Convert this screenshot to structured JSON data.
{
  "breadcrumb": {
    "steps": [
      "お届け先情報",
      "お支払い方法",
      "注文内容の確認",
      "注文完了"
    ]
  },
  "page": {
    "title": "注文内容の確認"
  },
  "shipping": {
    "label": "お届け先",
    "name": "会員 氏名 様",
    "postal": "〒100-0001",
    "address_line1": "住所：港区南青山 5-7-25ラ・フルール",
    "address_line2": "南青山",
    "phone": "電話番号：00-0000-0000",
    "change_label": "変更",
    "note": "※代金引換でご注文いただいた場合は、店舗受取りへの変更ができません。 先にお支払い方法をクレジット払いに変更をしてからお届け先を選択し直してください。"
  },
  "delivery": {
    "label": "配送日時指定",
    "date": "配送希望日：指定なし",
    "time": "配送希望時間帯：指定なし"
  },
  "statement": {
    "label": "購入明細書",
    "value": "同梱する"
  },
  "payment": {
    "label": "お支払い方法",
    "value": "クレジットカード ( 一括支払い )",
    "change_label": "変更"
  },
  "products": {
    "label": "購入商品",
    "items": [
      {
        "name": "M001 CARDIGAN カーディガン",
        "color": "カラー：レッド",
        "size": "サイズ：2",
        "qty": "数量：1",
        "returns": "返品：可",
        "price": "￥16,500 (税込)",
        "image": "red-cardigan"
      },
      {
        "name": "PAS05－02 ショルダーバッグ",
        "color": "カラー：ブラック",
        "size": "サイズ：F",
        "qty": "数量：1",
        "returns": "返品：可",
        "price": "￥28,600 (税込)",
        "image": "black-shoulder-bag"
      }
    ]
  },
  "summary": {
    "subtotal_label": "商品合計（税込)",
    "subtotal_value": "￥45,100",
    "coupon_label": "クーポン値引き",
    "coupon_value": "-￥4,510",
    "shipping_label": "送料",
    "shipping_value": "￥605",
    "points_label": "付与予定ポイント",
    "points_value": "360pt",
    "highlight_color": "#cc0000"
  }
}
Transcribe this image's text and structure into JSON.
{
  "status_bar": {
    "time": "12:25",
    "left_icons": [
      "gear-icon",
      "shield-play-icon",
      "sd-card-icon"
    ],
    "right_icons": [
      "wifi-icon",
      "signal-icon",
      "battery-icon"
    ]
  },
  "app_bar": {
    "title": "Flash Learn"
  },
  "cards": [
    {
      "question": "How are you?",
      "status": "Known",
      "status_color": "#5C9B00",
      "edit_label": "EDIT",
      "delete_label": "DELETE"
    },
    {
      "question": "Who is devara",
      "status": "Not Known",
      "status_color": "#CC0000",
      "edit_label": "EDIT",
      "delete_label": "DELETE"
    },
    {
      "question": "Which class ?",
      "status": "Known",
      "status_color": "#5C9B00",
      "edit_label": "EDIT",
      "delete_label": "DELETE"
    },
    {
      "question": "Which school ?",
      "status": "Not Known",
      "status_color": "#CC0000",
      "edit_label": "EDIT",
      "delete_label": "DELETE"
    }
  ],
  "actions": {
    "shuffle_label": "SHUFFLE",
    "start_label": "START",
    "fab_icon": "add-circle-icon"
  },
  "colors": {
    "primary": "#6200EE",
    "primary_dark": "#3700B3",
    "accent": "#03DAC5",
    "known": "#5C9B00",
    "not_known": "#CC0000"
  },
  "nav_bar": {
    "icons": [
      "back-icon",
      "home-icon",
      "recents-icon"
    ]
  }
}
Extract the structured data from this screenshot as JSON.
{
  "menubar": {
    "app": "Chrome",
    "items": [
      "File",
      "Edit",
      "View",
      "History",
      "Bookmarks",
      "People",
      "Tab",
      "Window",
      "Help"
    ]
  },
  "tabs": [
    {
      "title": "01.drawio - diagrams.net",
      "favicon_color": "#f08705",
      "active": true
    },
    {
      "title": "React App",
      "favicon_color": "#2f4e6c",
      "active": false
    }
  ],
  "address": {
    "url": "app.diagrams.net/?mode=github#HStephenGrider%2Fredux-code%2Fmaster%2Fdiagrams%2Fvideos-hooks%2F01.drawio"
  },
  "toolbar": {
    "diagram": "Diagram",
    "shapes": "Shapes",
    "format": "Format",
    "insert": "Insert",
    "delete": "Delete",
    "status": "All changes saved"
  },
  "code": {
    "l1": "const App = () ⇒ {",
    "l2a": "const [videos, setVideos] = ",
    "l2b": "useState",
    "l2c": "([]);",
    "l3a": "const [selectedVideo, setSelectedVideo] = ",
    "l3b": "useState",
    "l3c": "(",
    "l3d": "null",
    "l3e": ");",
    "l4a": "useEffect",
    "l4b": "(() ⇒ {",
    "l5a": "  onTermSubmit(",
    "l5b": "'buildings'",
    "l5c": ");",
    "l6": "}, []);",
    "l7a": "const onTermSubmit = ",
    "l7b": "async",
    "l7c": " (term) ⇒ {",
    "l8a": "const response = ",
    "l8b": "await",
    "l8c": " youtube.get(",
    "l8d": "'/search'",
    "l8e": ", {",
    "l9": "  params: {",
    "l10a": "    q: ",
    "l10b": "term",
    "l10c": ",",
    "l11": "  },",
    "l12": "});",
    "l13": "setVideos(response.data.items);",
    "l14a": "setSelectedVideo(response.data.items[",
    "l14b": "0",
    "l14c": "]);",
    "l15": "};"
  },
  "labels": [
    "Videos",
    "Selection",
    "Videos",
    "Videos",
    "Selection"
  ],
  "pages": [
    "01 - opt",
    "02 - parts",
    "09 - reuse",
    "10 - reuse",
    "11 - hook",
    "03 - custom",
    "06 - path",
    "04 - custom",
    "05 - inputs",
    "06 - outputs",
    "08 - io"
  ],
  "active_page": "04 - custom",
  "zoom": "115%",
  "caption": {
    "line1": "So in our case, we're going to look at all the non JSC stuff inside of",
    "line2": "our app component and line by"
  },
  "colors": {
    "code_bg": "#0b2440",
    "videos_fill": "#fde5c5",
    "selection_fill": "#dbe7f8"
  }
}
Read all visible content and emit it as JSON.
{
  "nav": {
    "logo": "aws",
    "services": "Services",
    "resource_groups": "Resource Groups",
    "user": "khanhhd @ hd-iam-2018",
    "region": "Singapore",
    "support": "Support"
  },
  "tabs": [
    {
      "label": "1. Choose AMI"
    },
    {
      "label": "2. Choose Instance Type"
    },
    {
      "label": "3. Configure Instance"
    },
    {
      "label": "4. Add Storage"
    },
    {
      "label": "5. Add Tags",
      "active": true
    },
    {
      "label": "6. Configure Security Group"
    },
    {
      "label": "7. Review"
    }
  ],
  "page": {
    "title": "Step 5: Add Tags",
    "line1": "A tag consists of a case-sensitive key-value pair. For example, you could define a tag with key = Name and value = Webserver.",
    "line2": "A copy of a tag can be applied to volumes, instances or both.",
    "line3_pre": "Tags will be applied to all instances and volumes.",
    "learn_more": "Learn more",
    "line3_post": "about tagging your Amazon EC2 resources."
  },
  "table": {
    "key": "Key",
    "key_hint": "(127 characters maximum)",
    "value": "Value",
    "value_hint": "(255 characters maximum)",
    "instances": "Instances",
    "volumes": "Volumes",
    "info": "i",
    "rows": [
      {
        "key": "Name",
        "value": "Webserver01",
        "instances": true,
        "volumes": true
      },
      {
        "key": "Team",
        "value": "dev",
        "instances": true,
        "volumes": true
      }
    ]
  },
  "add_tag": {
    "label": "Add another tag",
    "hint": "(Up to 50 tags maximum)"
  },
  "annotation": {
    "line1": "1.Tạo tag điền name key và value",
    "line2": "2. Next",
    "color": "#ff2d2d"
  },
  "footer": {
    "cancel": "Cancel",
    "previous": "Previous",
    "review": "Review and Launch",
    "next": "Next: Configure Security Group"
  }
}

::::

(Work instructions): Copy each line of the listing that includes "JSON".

(Exercise solution):
Convert this screenshot to structured JSON data.
Transcribe this image's text and structure into JSON.
Extract the structured data from this screenshot as JSON.
Read all visible content and emit it as JSON.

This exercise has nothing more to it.